For more information about the current progress of this project, check out this article from Wired.com

December 8, 2014

Sen. Wyden puts forward a bill to ban data “backdoors”

Security locksArs Technica reported on a bill authored by Senator Ron Wyden of Oregon that will seek to prohibit federal agencies from mandating the deployment of vulnerabilities in data security technologies. This bill follows the remarks by FBI director, James Comey expressing his concern over Apple’s and Google’s announcements to encrypt or allow for the encryption of their latest operating systems. For the iOS 8 release, the encryption feature is enabled by default. With the release of the Android “L” operating system due early in 2015, encryption will become default.

One loophole to the potential benefits of encryption regards cloud storage. Cloud storage will offer protections if a device is stolen or resold but any data stored and connected to your account there is nothing preventing law enforcement from search with a warrant.

For the bill authored by Sen. Wyden, click here.
For the article from Ars Technica about the new bill, click here.
For the article from Ars Technica regarding the FBI director’s remarks, click here.

The Washington Post also reported on device encryption for Apple and Google as well.

December 2, 2014

Intel, Stephen Hawking aim to spur assistive technology development

Stephen Hawking with his caretaker Pete. Photo from Intel press release.

Stephen Hawking with his caretaker Pete.
Photo from Intel press release.

Intel on Tuesday outlined a new system that will replace Stephen Hawking’s communication platform that enables him to communicate and provided a toolkit for developers to tailor the software for the 3 million people with motor neuron diseases.

Hawking, who has a motor neuron disease related to amyotrophic lateral sclerosis (ALS), has relied on his previous communications platform for the last decade. Intel is providing an update and will provide a customized version to researchers and technologists in January.
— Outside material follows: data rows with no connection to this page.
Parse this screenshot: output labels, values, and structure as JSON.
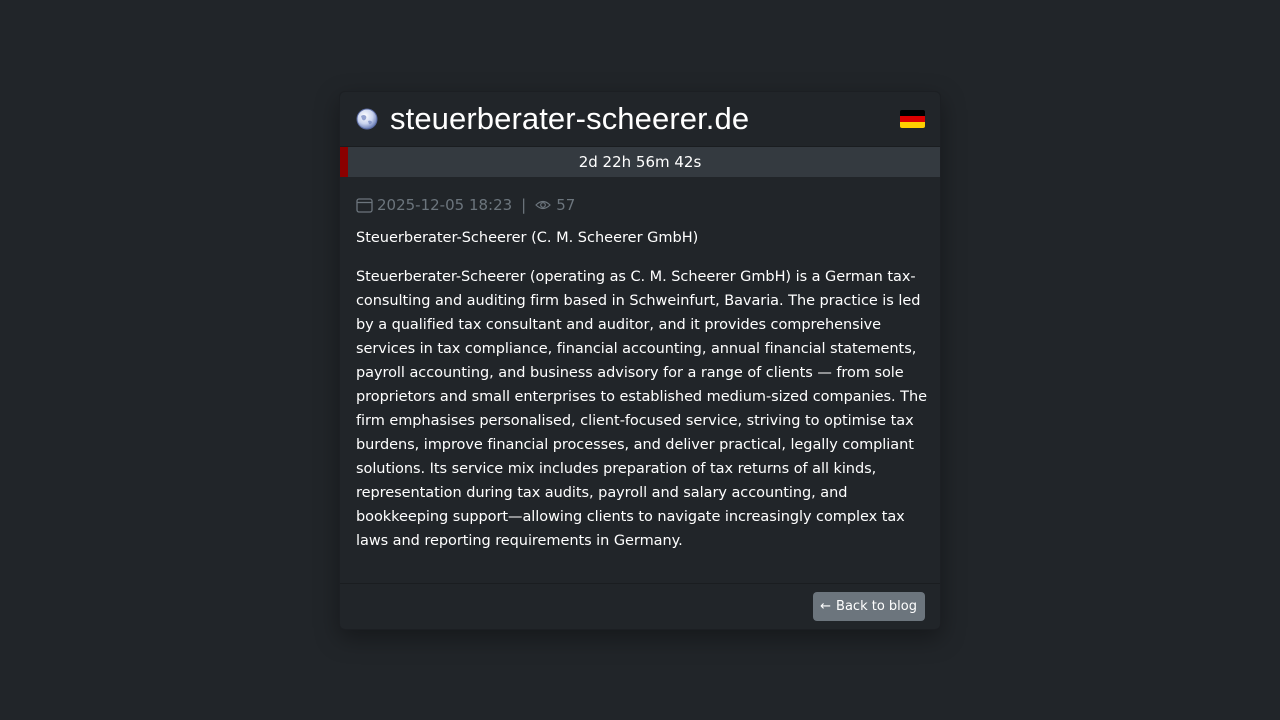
{
  "header": {
    "site_name": "steuerberater-scheerer.de",
    "globe_icon": "globe-icon",
    "country_flag": "de-flag-icon",
    "flag_colors": [
      "#000000",
      "#dd0000",
      "#ffce00"
    ]
  },
  "countdown": {
    "label": "2d 22h 56m 42s",
    "fill_fraction": 0.014,
    "fill_color": "#8b0000",
    "track_color": "#343a40"
  },
  "meta": {
    "date": "2025-12-05 18:23",
    "separator": "|",
    "views": "57"
  },
  "article": {
    "subtitle": "Steuerberater-Scheerer (C. M. Scheerer GmbH)",
    "description": "Steuerberater-Scheerer (operating as C. M. Scheerer GmbH) is a German tax-consulting and auditing firm based in Schweinfurt, Bavaria. The practice is led by a qualified tax consultant and auditor, and it provides comprehensive services in tax compliance, financial accounting, annual financial statements, payroll accounting, and business advisory for a range of clients — from sole proprietors and small enterprises to established medium-sized companies. The firm emphasises personalised, client-focused service, striving to optimise tax burdens, improve financial processes, and deliver practical, legally compliant solutions. Its service mix includes preparation of tax returns of all kinds, representation during tax audits, payroll and salary accounting, and bookkeeping support—allowing clients to navigate increasingly complex tax laws and reporting requirements in Germany."
  },
  "footer": {
    "back_arrow": "←",
    "back_label": "Back to blog"
  }
}
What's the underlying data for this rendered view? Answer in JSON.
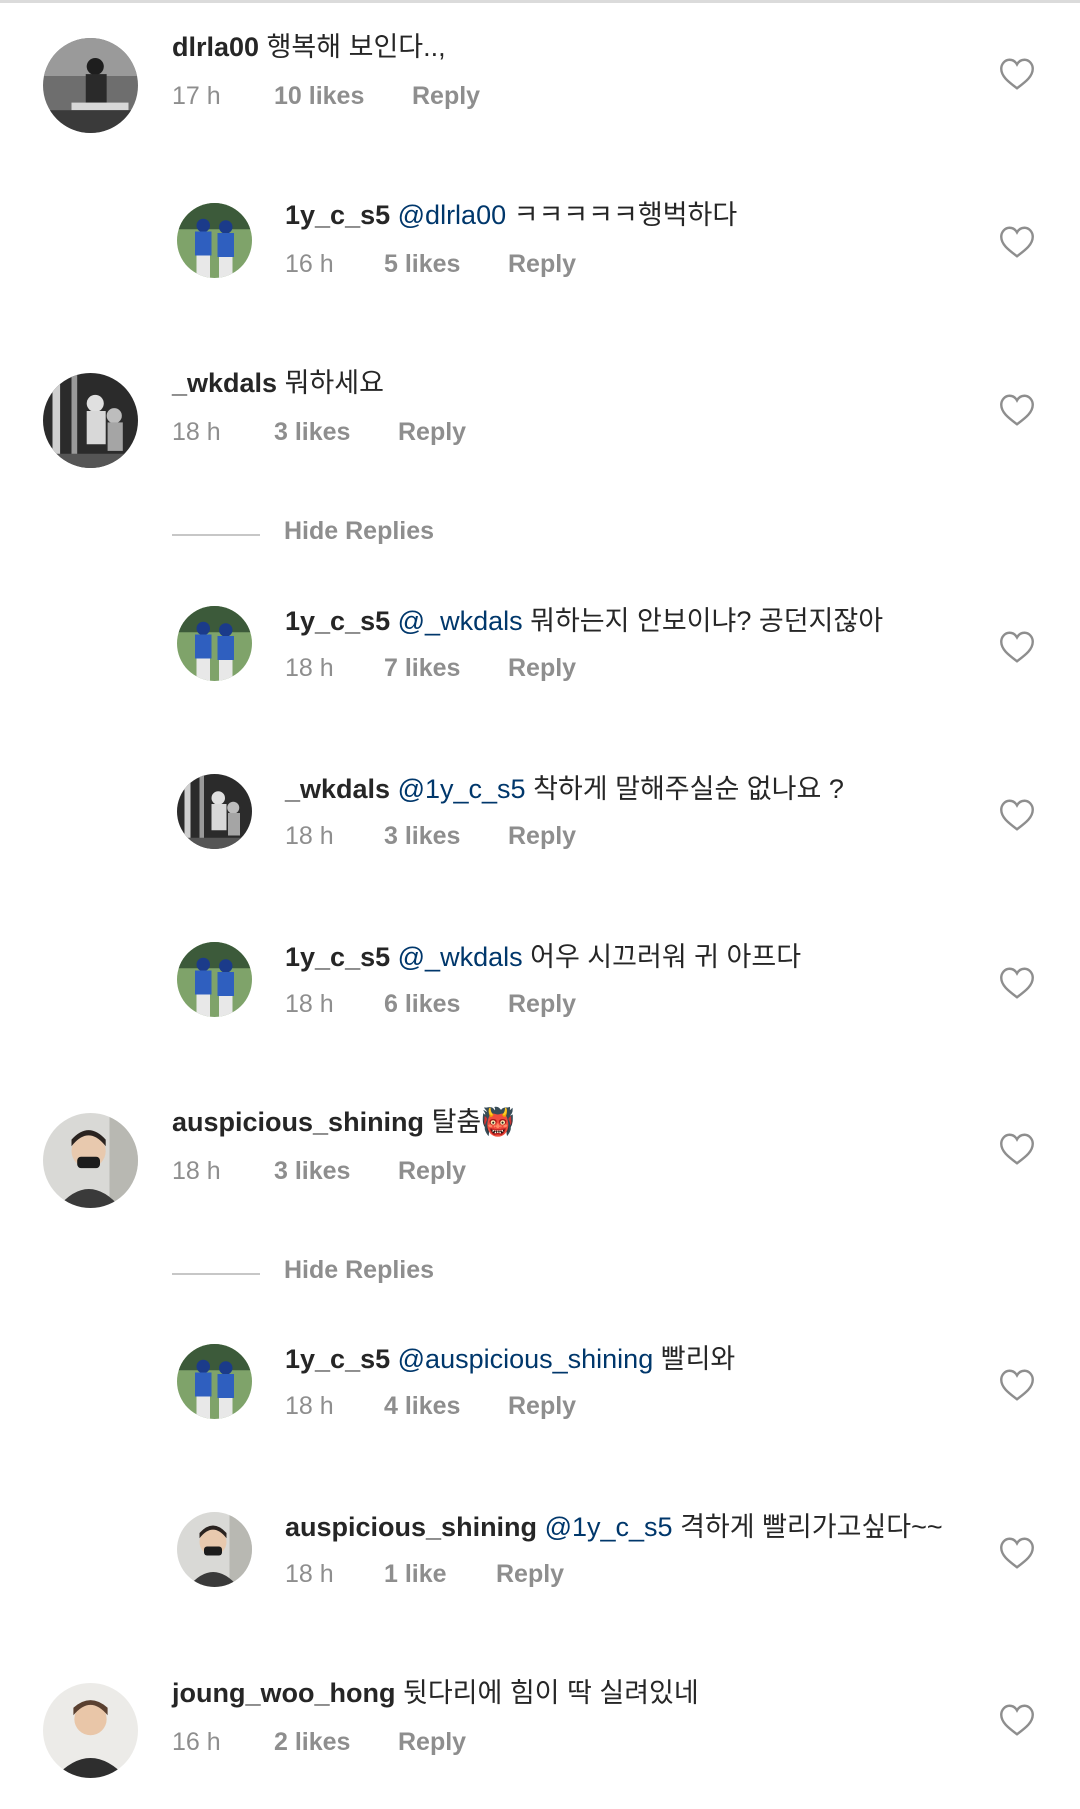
{
  "comments": [
    {
      "username": "dlrla00",
      "mention": "",
      "text": "행복해 보인다..,",
      "time": "17 h",
      "likes": "10 likes",
      "reply": "Reply",
      "avatar": "baseball-player-bw",
      "is_reply": false
    },
    {
      "username": "1y_c_s5",
      "mention": "@dlrla00",
      "text": "ㅋㅋㅋㅋㅋ행벅하다",
      "time": "16 h",
      "likes": "5 likes",
      "reply": "Reply",
      "avatar": "two-players-blue",
      "is_reply": true
    },
    {
      "username": "_wkdals",
      "mention": "",
      "text": "뭐하세요",
      "time": "18 h",
      "likes": "3 likes",
      "reply": "Reply",
      "avatar": "dugout-bw",
      "is_reply": false
    },
    {
      "username": "1y_c_s5",
      "mention": "@_wkdals",
      "text": "뭐하는지 안보이냐? 공던지잖아",
      "time": "18 h",
      "likes": "7 likes",
      "reply": "Reply",
      "avatar": "two-players-blue",
      "is_reply": true
    },
    {
      "username": "_wkdals",
      "mention": "@1y_c_s5",
      "text": "착하게 말해주실순 없나요 ?",
      "time": "18 h",
      "likes": "3 likes",
      "reply": "Reply",
      "avatar": "dugout-bw",
      "is_reply": true
    },
    {
      "username": "1y_c_s5",
      "mention": "@_wkdals",
      "text": "어우 시끄러워 귀 아프다",
      "time": "18 h",
      "likes": "6 likes",
      "reply": "Reply",
      "avatar": "two-players-blue",
      "is_reply": true
    },
    {
      "username": "auspicious_shining",
      "mention": "",
      "text": "탈춤👹",
      "time": "18 h",
      "likes": "3 likes",
      "reply": "Reply",
      "avatar": "person-mask",
      "is_reply": false
    },
    {
      "username": "1y_c_s5",
      "mention": "@auspicious_shining",
      "text": "빨리와",
      "time": "18 h",
      "likes": "4 likes",
      "reply": "Reply",
      "avatar": "two-players-blue",
      "is_reply": true
    },
    {
      "username": "auspicious_shining",
      "mention": "@1y_c_s5",
      "text": "격하게 빨리가고싶다~~",
      "time": "18 h",
      "likes": "1 like",
      "reply": "Reply",
      "avatar": "person-mask",
      "is_reply": true
    },
    {
      "username": "joung_woo_hong",
      "mention": "",
      "text": "뒷다리에 힘이 딱 실려있네",
      "time": "16 h",
      "likes": "2 likes",
      "reply": "Reply",
      "avatar": "person-portrait",
      "is_reply": false
    }
  ],
  "hide_replies_label": "Hide Replies",
  "colors": {
    "mention": "#00376b",
    "meta": "#8e8e8e",
    "text": "#262626"
  }
}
The news, outlined at an event in London, could enable developers to better create systems to improve the lives of those with motor neuron diseases and quadriplegia.

Hawking’s life is the subject of the movie The Theory of Everything. Intel Labs researchers have been working with Hawking for three years to replace his communications system with more modern technology. Hawking provided feedback as Intel iterated.

Intel’s interface allows Hawking to type twice as fast and to complete common tasks such as browsing, editing, navigating documents and the Web 10x faster.

For more information, click here for the article on ZDNet.com or the press release from Intel (with video).